The Stationers’ inaugural Annual History Lecture on 3 September told a compelling story of the rise and fall of Waterlows, a printing dynasty that has been prominent in our history and which was built on the drive of descendants of French Protestant refugees.
Migration from persecution, social change, technological development, philanthropy, revolutionary housing for poorer people, City politics and even a brush with fraud and forgery were all ingredients stirred into the tale by family member Sir Christopher Waterlow (pictured). However, the company eventually succumbed to industrial change in the 20th century, not helped by eventual ownership by Robert Maxwell .
Five Waterlows have been Masters of the Stationers' Company and the family has also provided a few Lord Mayors of the City of London. Sir Sydney Waterlow, who occupied both roles, donated the land for Waterlow Park in north London.
The idea for an annual history lecture grew out of 3 lectures held at Guildhall Library in 2017, feedback from which indicated that people would like to know more about the lives and careers of leading Stationers.
Clerk William Alden noted that the lecture took place in our guild church, St Martin-within-Ludgate, as a test for potential use when the Hall is refurbished.
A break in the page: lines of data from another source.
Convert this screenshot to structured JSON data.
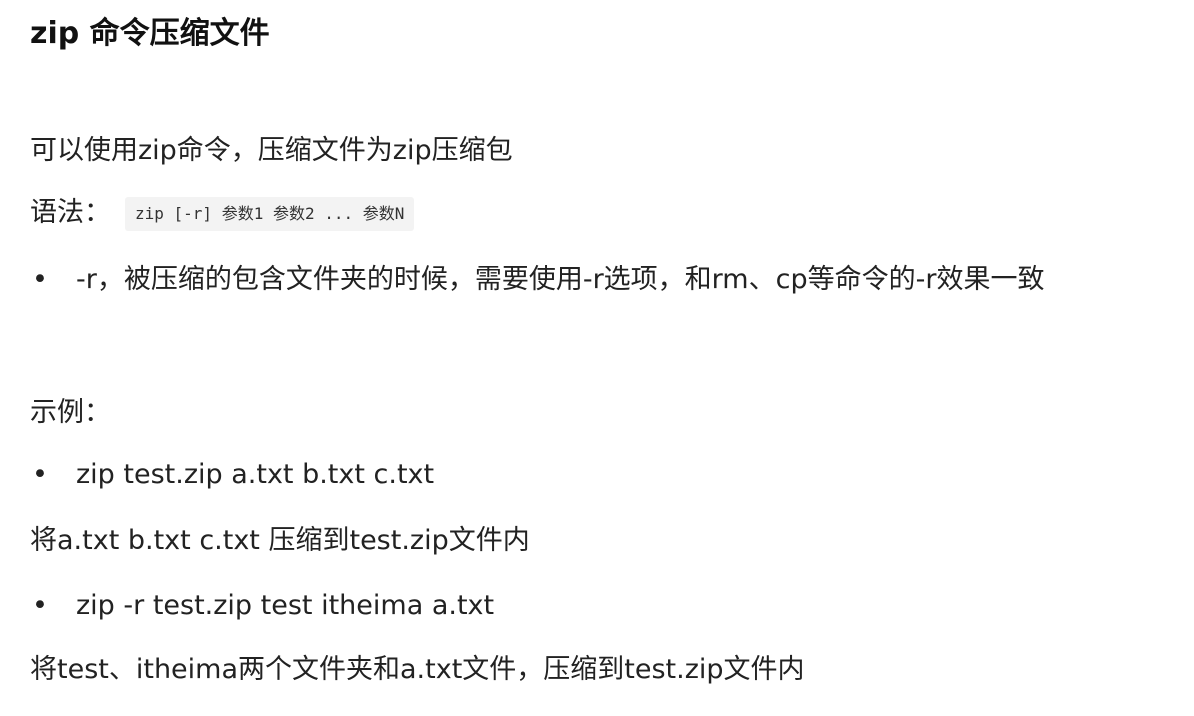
{
  "title": "zip 命令压缩文件",
  "intro": "可以使用zip命令，压缩文件为zip压缩包",
  "syntax": {
    "label": "语法：",
    "code": "zip [-r] 参数1 参数2 ... 参数N"
  },
  "options": [
    {
      "bullet": "•",
      "text": "-r，被压缩的包含文件夹的时候，需要使用-r选项，和rm、cp等命令的-r效果一致"
    }
  ],
  "examples_label": "示例：",
  "examples": [
    {
      "bullet": "•",
      "command": "zip test.zip a.txt b.txt c.txt",
      "description": "将a.txt b.txt c.txt 压缩到test.zip文件内"
    },
    {
      "bullet": "•",
      "command": "zip -r test.zip test itheima a.txt",
      "description": "将test、itheima两个文件夹和a.txt文件，压缩到test.zip文件内"
    }
  ]
}
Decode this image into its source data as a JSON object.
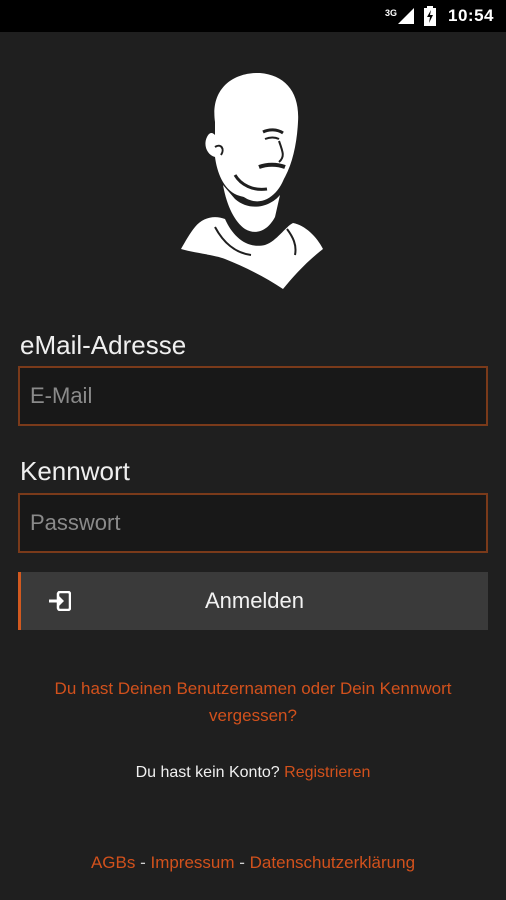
{
  "status_bar": {
    "network": "3G",
    "time": "10:54"
  },
  "login": {
    "email_label": "eMail-Adresse",
    "email_placeholder": "E-Mail",
    "email_value": "",
    "password_label": "Kennwort",
    "password_placeholder": "Passwort",
    "password_value": "",
    "submit_label": "Anmelden",
    "submit_icon": "login-icon"
  },
  "forgot_link": "Du hast Deinen Benutzernamen oder Dein Kennwort vergessen?",
  "register": {
    "text": "Du hast kein Konto? ",
    "link": "Registrieren"
  },
  "footer": {
    "agb": "AGBs",
    "impressum": "Impressum",
    "privacy": "Datenschutzerklärung",
    "separator": " - "
  },
  "colors": {
    "background": "#1f1f1f",
    "accent": "#d2511c",
    "field_border": "#7a3a1a",
    "button_bg": "#3a3a3a"
  }
}
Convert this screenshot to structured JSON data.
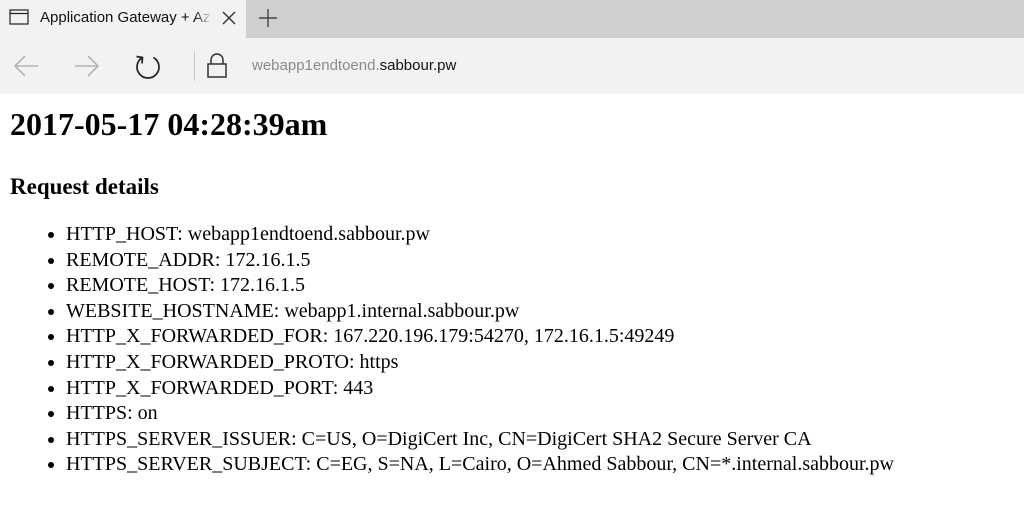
{
  "browser": {
    "tab": {
      "title": "Application Gateway + Azure Web Apps",
      "icon": "window-icon"
    },
    "new_tab_icon": "plus-icon",
    "close_tab_icon": "close-icon",
    "nav": {
      "back_icon": "back-arrow-icon",
      "forward_icon": "forward-arrow-icon",
      "refresh_icon": "refresh-icon",
      "lock_icon": "lock-icon"
    },
    "address": {
      "subdomain": "webapp1endtoend.",
      "domain": "sabbour.pw"
    }
  },
  "page": {
    "timestamp": "2017-05-17 04:28:39am",
    "section_title": "Request details",
    "details": [
      "HTTP_HOST: webapp1endtoend.sabbour.pw",
      "REMOTE_ADDR: 172.16.1.5",
      "REMOTE_HOST: 172.16.1.5",
      "WEBSITE_HOSTNAME: webapp1.internal.sabbour.pw",
      "HTTP_X_FORWARDED_FOR: 167.220.196.179:54270, 172.16.1.5:49249",
      "HTTP_X_FORWARDED_PROTO: https",
      "HTTP_X_FORWARDED_PORT: 443",
      "HTTPS: on",
      "HTTPS_SERVER_ISSUER: C=US, O=DigiCert Inc, CN=DigiCert SHA2 Secure Server CA",
      "HTTPS_SERVER_SUBJECT: C=EG, S=NA, L=Cairo, O=Ahmed Sabbour, CN=*.internal.sabbour.pw"
    ]
  }
}
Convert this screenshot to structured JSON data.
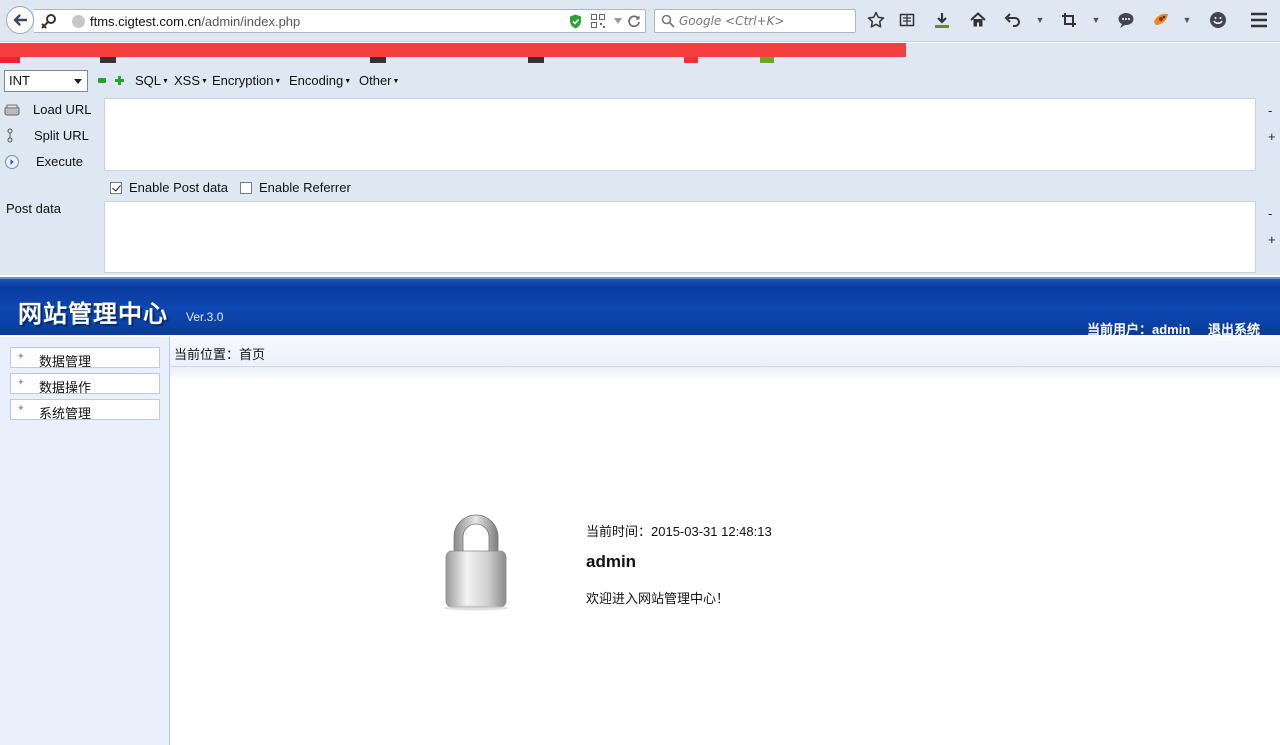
{
  "browser": {
    "url_host": "ftms.cigtest.com.cn",
    "url_path": "/admin/index.php",
    "search_placeholder": "Google <Ctrl+K>"
  },
  "hackbar": {
    "type_select": "INT",
    "menus": [
      "SQL",
      "XSS",
      "Encryption",
      "Encoding",
      "Other"
    ],
    "load_url": "Load URL",
    "split_url": "Split URL",
    "execute": "Execute",
    "enable_post": "Enable Post data",
    "enable_post_checked": true,
    "enable_referrer": "Enable Referrer",
    "enable_referrer_checked": false,
    "post_label": "Post data",
    "minus": "-",
    "plus": "+"
  },
  "admin": {
    "title": "网站管理中心",
    "version": "Ver.3.0",
    "current_user": "当前用户：admin",
    "logout": "退出系统",
    "sidebar": [
      "数据管理",
      "数据操作",
      "系统管理"
    ],
    "breadcrumb": "当前位置：首页",
    "time_text": "当前时间：2015-03-31 12:48:13",
    "username": "admin",
    "welcome": "欢迎进入网站管理中心！"
  },
  "colors": {
    "redaction": "#f53f3f",
    "header_blue": "#0a3a9c"
  },
  "icons": [
    "back-arrow-icon",
    "identity-key-icon",
    "globe-icon",
    "shield-icon",
    "qr-code-icon",
    "reload-icon",
    "search-icon",
    "star-icon",
    "reading-list-icon",
    "download-icon",
    "home-icon",
    "undo-icon",
    "crop-icon",
    "chat-icon",
    "addon-icon",
    "smiley-icon",
    "hamburger-menu-icon",
    "lock-icon"
  ]
}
Liveryman Claire Scott organised and chaired the event, which also included displays of stamps printed by the company and historical documents.